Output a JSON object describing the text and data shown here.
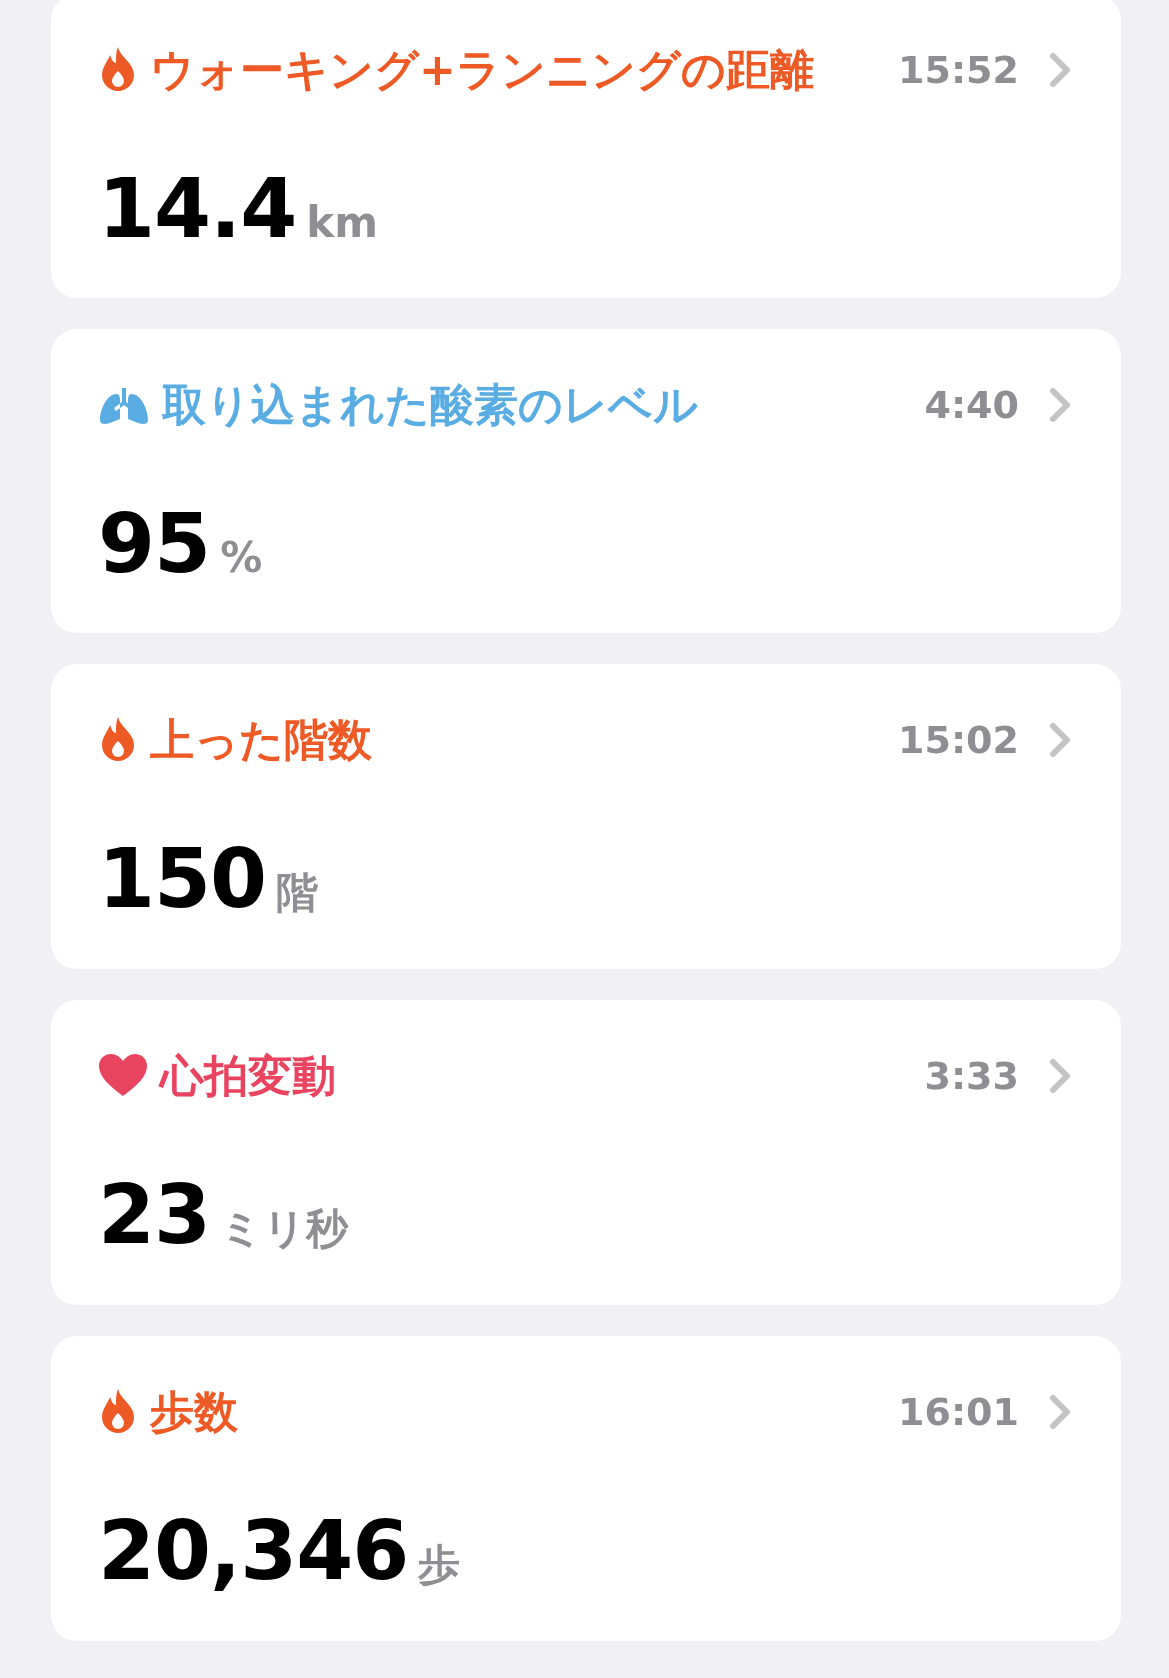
{
  "cards": [
    {
      "kind": "flame",
      "color": "#ee5a26",
      "title": "ウォーキング+ランニングの距離",
      "time": "15:52",
      "value": "14.4",
      "unit": "km"
    },
    {
      "kind": "lungs",
      "color": "#5aade2",
      "title": "取り込まれた酸素のレベル",
      "time": "4:40",
      "value": "95",
      "unit": "%"
    },
    {
      "kind": "flame",
      "color": "#ee5a26",
      "title": "上った階数",
      "time": "15:02",
      "value": "150",
      "unit": "階"
    },
    {
      "kind": "heart",
      "color": "#e9445f",
      "title": "心拍変動",
      "time": "3:33",
      "value": "23",
      "unit": "ミリ秒"
    },
    {
      "kind": "flame",
      "color": "#ee5a26",
      "title": "歩数",
      "time": "16:01",
      "value": "20,346",
      "unit": "歩"
    }
  ]
}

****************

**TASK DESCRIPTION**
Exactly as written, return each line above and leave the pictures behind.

**REPLY**
Output a JSON object describing the text and data shown here.
{
  "cards": [
    {
      "kind": "flame",
      "color": "#ee5a26",
      "title": "ウォーキング+ランニングの距離",
      "time": "15:52",
      "value": "14.4",
      "unit": "km"
    },
    {
      "kind": "lungs",
      "color": "#5aade2",
      "title": "取り込まれた酸素のレベル",
      "time": "4:40",
      "value": "95",
      "unit": "%"
    },
    {
      "kind": "flame",
      "color": "#ee5a26",
      "title": "上った階数",
      "time": "15:02",
      "value": "150",
      "unit": "階"
    },
    {
      "kind": "heart",
      "color": "#e9445f",
      "title": "心拍変動",
      "time": "3:33",
      "value": "23",
      "unit": "ミリ秒"
    },
    {
      "kind": "flame",
      "color": "#ee5a26",
      "title": "歩数",
      "time": "16:01",
      "value": "20,346",
      "unit": "歩"
    }
  ]
}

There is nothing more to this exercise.